Navy Chief Petty Officer Albert Eugene Hayden was from St. Mary’s County. He died in 1941 on the USS Oklahoma, on a date that will live in infamy.
Hayden enlisted in the U.S. Navy to fight in World War I and was assigned to the USS Texas. He was a career Navy officer and had the unfortunate circumstance of being stationed at Pearl Harbor.
Seven years ago his remains were brought home and laid to rest in the Saint Joseph cemetery in Morganza, all thanks to DNA technology.
Hayden was born in 1897 on the Potomac River in Piney Point. At the time, it was the biggest caviar producer in the western hemisphere. What a thrill it must’ve been to catch a sturgeon; who’s caught one locally?
Hayden attended Leonard Hall Junior Naval Academy in Leonardtown. He would’ve learned of the local Civil War shipwrecks in St. Mary’s County, USS Tulip and Black Diamond. There was a loss of over 135 lives in the Potomac River of St. Mary’s County during the Civil War between the two wrecks.
He would’ve learned that Maryland had the only two Confederate admirals: Adm. Franklin Buchanan (CSS Virginia and Tennessee) was from Baltimore and Adm. Raphael Semmes (CSS Sumter and Alabama) was from Charles County.
He attended Charlotte Hall Military Academy. He would’ve learned Maryland’s military history and how that on Aug. 27, 1776, the Maryland 400 held off 35,000 British and Hessian soldiers. Six times during the battle of Brooklyn, they attacked the Hessians, nine came out alive. The German mercenaries made three times as much for a dead American.
“The Old Line State” is so named for holding the line of battle; otherwise, Gen. George Washington would have been hung in the morning. Washington wept as he gave us that moniker. “My God what brave boys I must lose today,” is a quote from Washington.
Sometime soon we may build a new elementary school not too many miles from the gates of Naval Air Station Patuxent River.

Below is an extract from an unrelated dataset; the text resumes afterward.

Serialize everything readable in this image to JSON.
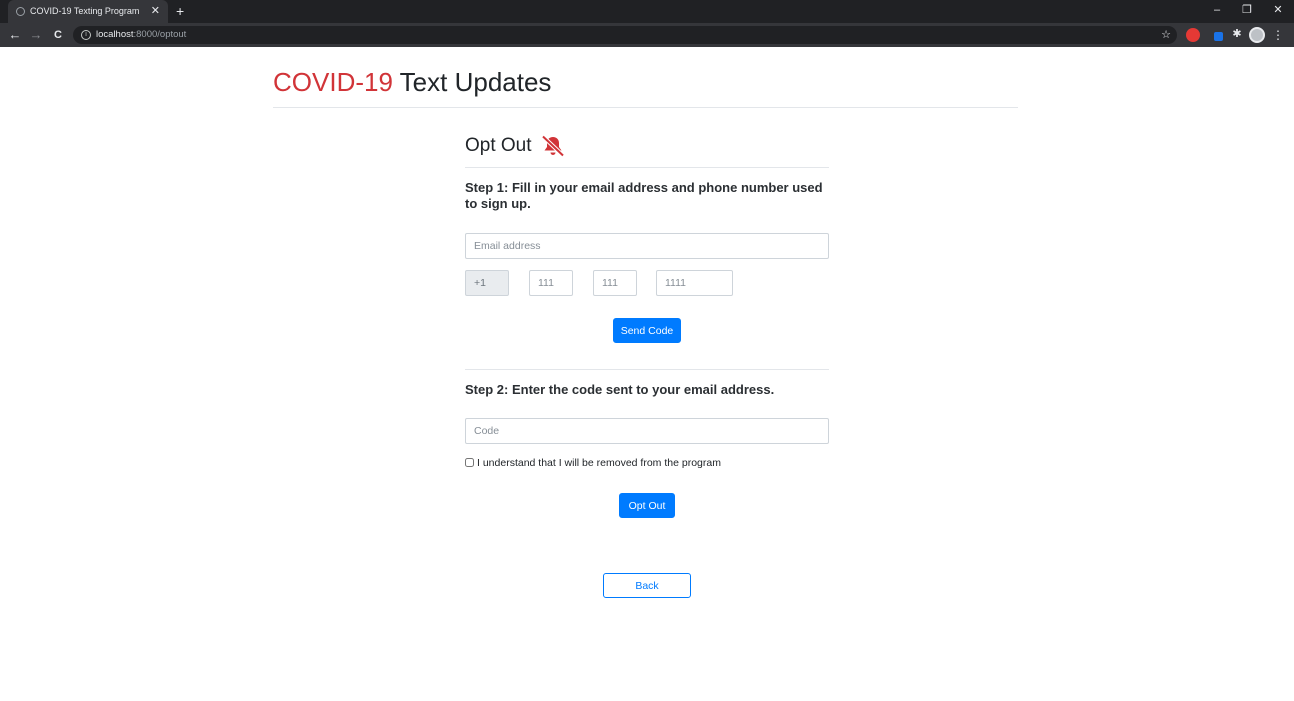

Please remember CPO Hayden, a war hero who had been MIA for nearly 75 years, when it comes time to name the school.